GOAL OF THE EXERCISE » Exactly how many lines in this listing contain "Diameter"? Only the number is needed.
********************
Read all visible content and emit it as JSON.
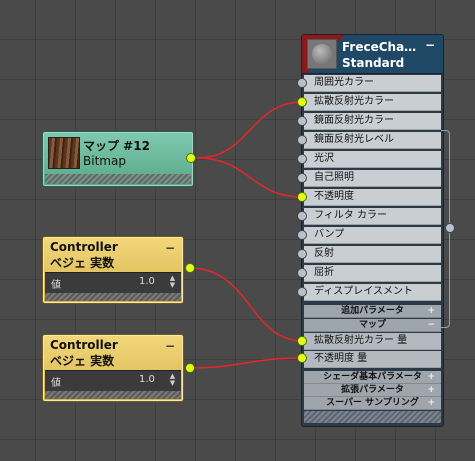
{
  "bitmap_node": {
    "title": "マップ #12",
    "subtitle": "Bitmap"
  },
  "controllers": [
    {
      "title": "Controller",
      "subtitle": "ベジェ 実数",
      "param_label": "値",
      "value": "1.0",
      "collapse_symbol": "−"
    },
    {
      "title": "Controller",
      "subtitle": "ベジェ 実数",
      "param_label": "値",
      "value": "1.0",
      "collapse_symbol": "−"
    }
  ],
  "material_node": {
    "title": "FreceCha…",
    "subtitle": "Standard",
    "collapse_symbol": "−",
    "slots": [
      "周囲光カラー",
      "拡散反射光カラー",
      "鏡面反射光カラー",
      "鏡面反射光レベル",
      "光沢",
      "自己照明",
      "不透明度",
      "フィルタ カラー",
      "バンプ",
      "反射",
      "屈折",
      "ディスプレイスメント"
    ],
    "section_additional": {
      "label": "追加パラメータ",
      "symbol": "+"
    },
    "section_maps": {
      "label": "マップ",
      "symbol": "−"
    },
    "map_slots": [
      "拡散反射光カラー 量",
      "不透明度 量"
    ],
    "section_shader": {
      "label": "シェーダ基本パラメータ",
      "symbol": "+"
    },
    "section_extended": {
      "label": "拡張パラメータ",
      "symbol": "+"
    },
    "section_supersampling": {
      "label": "スーパー サンプリング",
      "symbol": "+"
    }
  },
  "colors": {
    "background": "#4a4a4a",
    "wire": "#e8262a",
    "socket_connected": "#dfff1a",
    "socket_idle": "#b9c2ca",
    "bitmap_node": "#6bb89c",
    "controller_node": "#e8c862",
    "material_header_red": "#8c1a1a",
    "material_header_blue": "#1f4866"
  }
}
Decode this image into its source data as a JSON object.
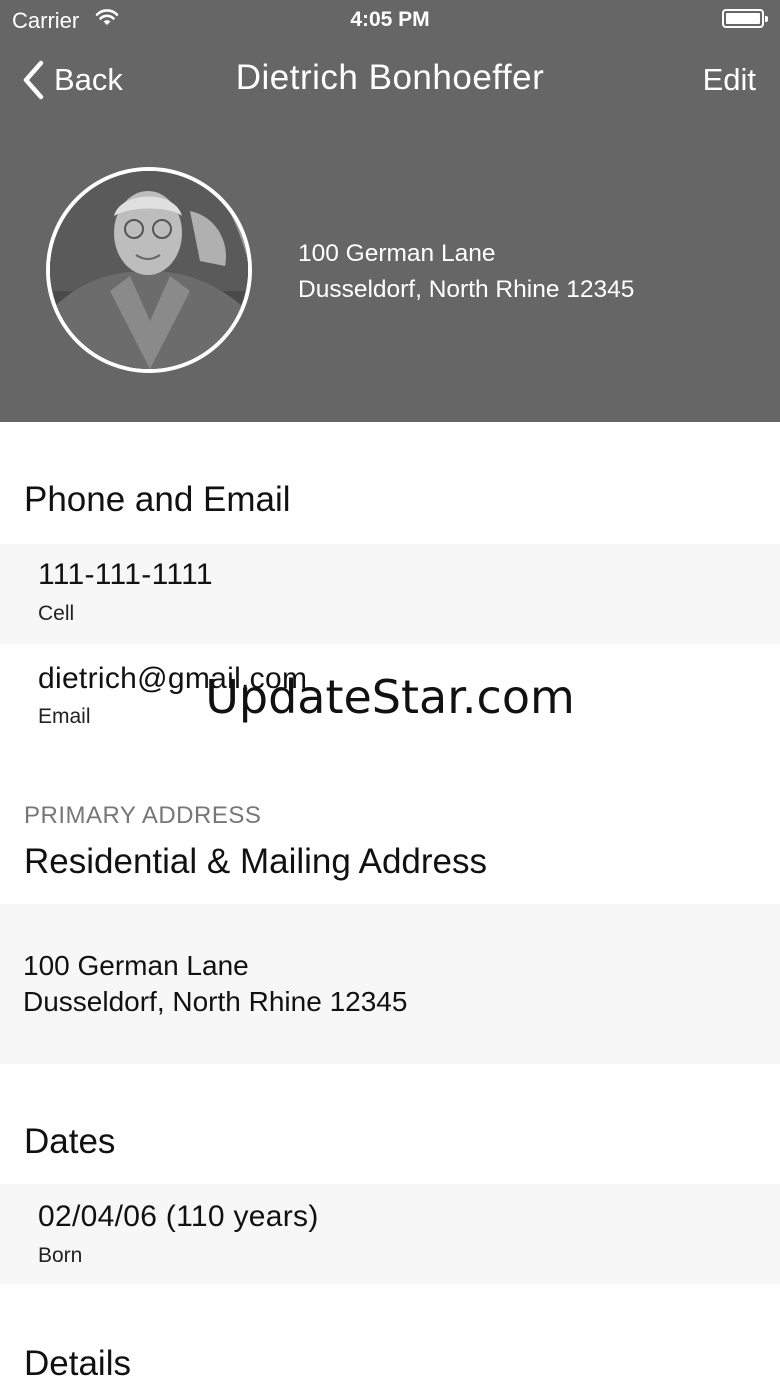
{
  "status_bar": {
    "carrier": "Carrier",
    "time": "4:05 PM"
  },
  "nav": {
    "back_label": "Back",
    "title": "Dietrich Bonhoeffer",
    "edit_label": "Edit"
  },
  "header": {
    "address_line1": "100 German Lane",
    "address_line2": "Dusseldorf, North Rhine 12345"
  },
  "phone_email": {
    "title": "Phone and Email",
    "items": [
      {
        "value": "111-111-1111",
        "label": "Cell"
      },
      {
        "value": "dietrich@gmail.com",
        "label": "Email"
      }
    ]
  },
  "address": {
    "caption": "PRIMARY ADDRESS",
    "title": "Residential & Mailing Address",
    "line1": "100 German Lane",
    "line2": "Dusseldorf, North Rhine 12345"
  },
  "dates": {
    "title": "Dates",
    "items": [
      {
        "value": "02/04/06 (110 years)",
        "label": "Born"
      }
    ]
  },
  "details": {
    "title": "Details"
  },
  "watermark": "UpdateStar.com",
  "colors": {
    "header_bg": "#666666",
    "row_alt_bg": "#f7f7f7",
    "text": "#111111",
    "caption": "#777777"
  }
}
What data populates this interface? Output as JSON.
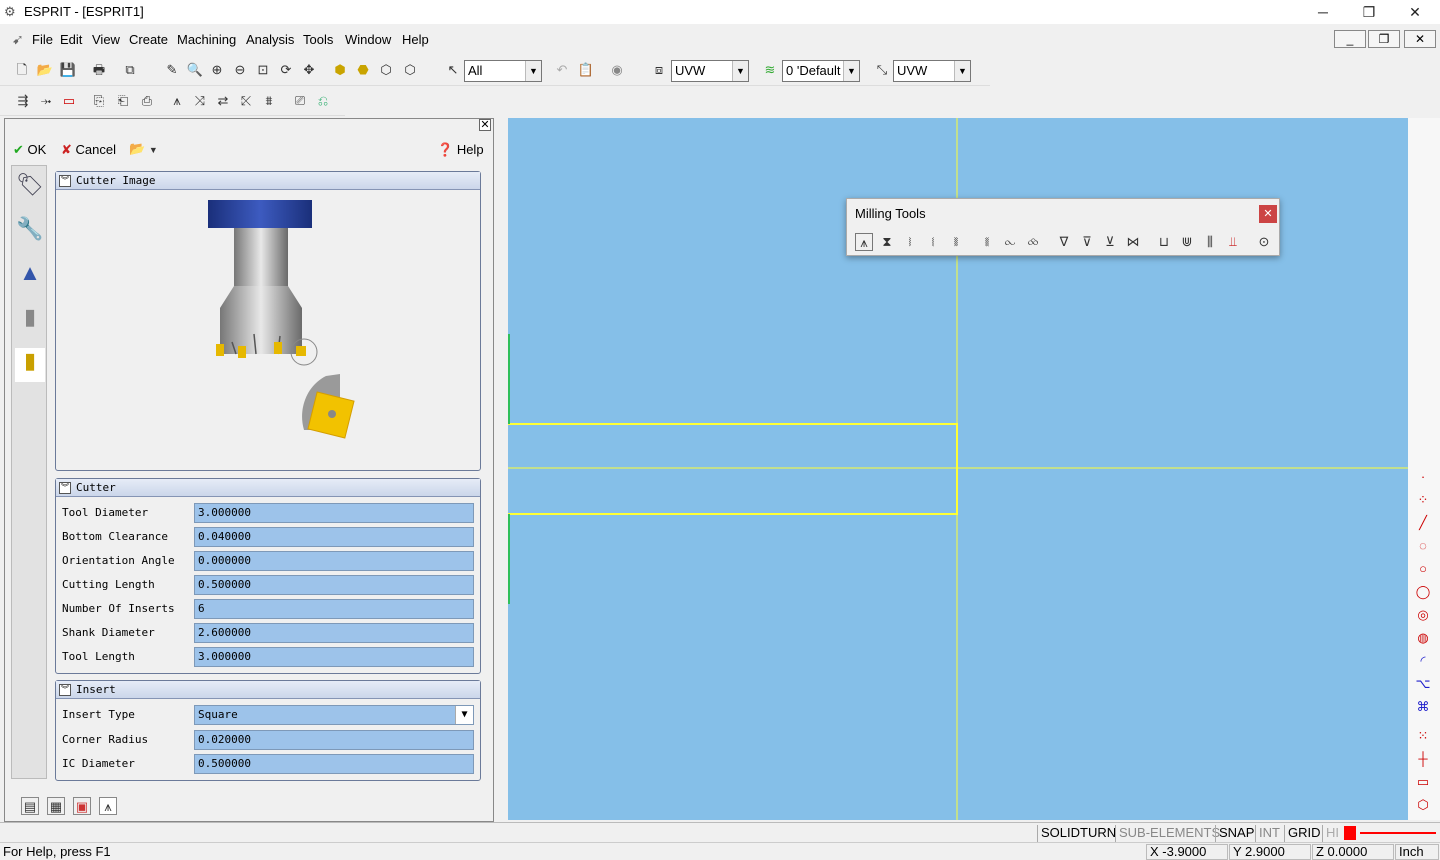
{
  "window": {
    "title": "ESPRIT - [ESPRIT1]"
  },
  "menu": [
    "File",
    "Edit",
    "View",
    "Create",
    "Machining",
    "Analysis",
    "Tools",
    "Window",
    "Help"
  ],
  "toolbar": {
    "filter_select": "All",
    "plane_select_1": "UVW",
    "layer_select": "0 'Default",
    "plane_select_2": "UVW"
  },
  "dialog": {
    "ok_label": "OK",
    "cancel_label": "Cancel",
    "help_label": "Help",
    "cutter_image_title": "Cutter Image",
    "cutter_title": "Cutter",
    "cutter_fields": [
      {
        "label": "Tool Diameter",
        "value": "3.000000"
      },
      {
        "label": "Bottom Clearance",
        "value": "0.040000"
      },
      {
        "label": "Orientation Angle",
        "value": "0.000000"
      },
      {
        "label": "Cutting Length",
        "value": "0.500000"
      },
      {
        "label": "Number Of Inserts",
        "value": "6"
      },
      {
        "label": "Shank Diameter",
        "value": "2.600000"
      },
      {
        "label": "Tool Length",
        "value": "3.000000"
      }
    ],
    "insert_title": "Insert",
    "insert_type_label": "Insert Type",
    "insert_type_value": "Square",
    "insert_fields": [
      {
        "label": "Corner Radius",
        "value": "0.020000"
      },
      {
        "label": "IC Diameter",
        "value": "0.500000"
      }
    ]
  },
  "milling_tools": {
    "title": "Milling Tools"
  },
  "status": {
    "modes": [
      "SOLIDTURN",
      "SUB-ELEMENTS",
      "SNAP",
      "INT",
      "GRID",
      "HI"
    ],
    "help_text": "For Help, press F1",
    "x": "X -3.9000",
    "y": "Y 2.9000",
    "z": "Z 0.0000",
    "units": "Inch"
  },
  "colors": {
    "viewport": "#85bfe8",
    "geometry": "#ffff33",
    "field": "#9dc3ea"
  }
}
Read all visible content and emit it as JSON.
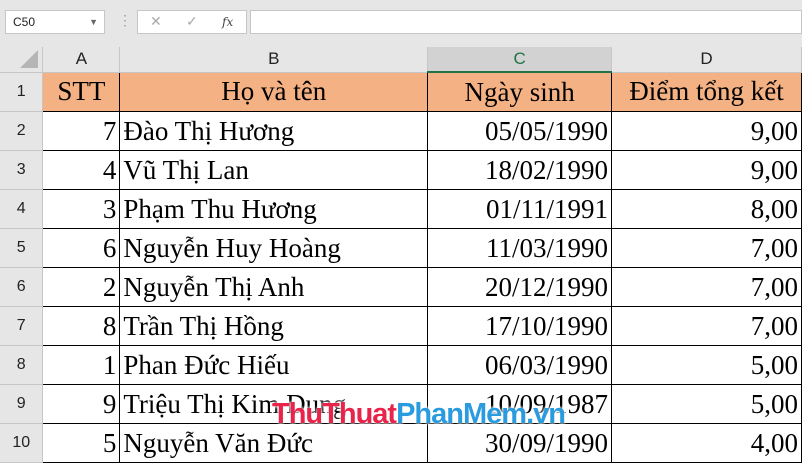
{
  "name_box": "C50",
  "formula_buttons": {
    "cancel": "✕",
    "enter": "✓",
    "fx": "fx"
  },
  "formula_value": "",
  "columns": [
    "A",
    "B",
    "C",
    "D"
  ],
  "header": {
    "stt": "STT",
    "name": "Họ và tên",
    "dob": "Ngày sinh",
    "score": "Điểm tổng kết"
  },
  "rows": [
    {
      "n": "2",
      "stt": "7",
      "name": "Đào Thị Hương",
      "dob": "05/05/1990",
      "score": "9,00"
    },
    {
      "n": "3",
      "stt": "4",
      "name": "Vũ Thị Lan",
      "dob": "18/02/1990",
      "score": "9,00"
    },
    {
      "n": "4",
      "stt": "3",
      "name": "Phạm Thu Hương",
      "dob": "01/11/1991",
      "score": "8,00"
    },
    {
      "n": "5",
      "stt": "6",
      "name": "Nguyễn Huy Hoàng",
      "dob": "11/03/1990",
      "score": "7,00"
    },
    {
      "n": "6",
      "stt": "2",
      "name": "Nguyễn Thị Anh",
      "dob": "20/12/1990",
      "score": "7,00"
    },
    {
      "n": "7",
      "stt": "8",
      "name": "Trần Thị Hồng",
      "dob": "17/10/1990",
      "score": "7,00"
    },
    {
      "n": "8",
      "stt": "1",
      "name": "Phan Đức Hiếu",
      "dob": "06/03/1990",
      "score": "5,00"
    },
    {
      "n": "9",
      "stt": "9",
      "name": "Triệu Thị Kim Dung",
      "dob": "10/09/1987",
      "score": "5,00"
    },
    {
      "n": "10",
      "stt": "5",
      "name": "Nguyễn Văn Đức",
      "dob": "30/09/1990",
      "score": "4,00"
    }
  ],
  "header_row_num": "1",
  "watermark": {
    "part1": "ThuThuat",
    "part2": "PhanMem",
    "part3": ".vn"
  },
  "colors": {
    "header_fill": "#f4b183",
    "accent": "#217346",
    "wm1": "#e8244a",
    "wm2": "#2b9be0"
  }
}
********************
SOLUTION FOR THIS TASK » 3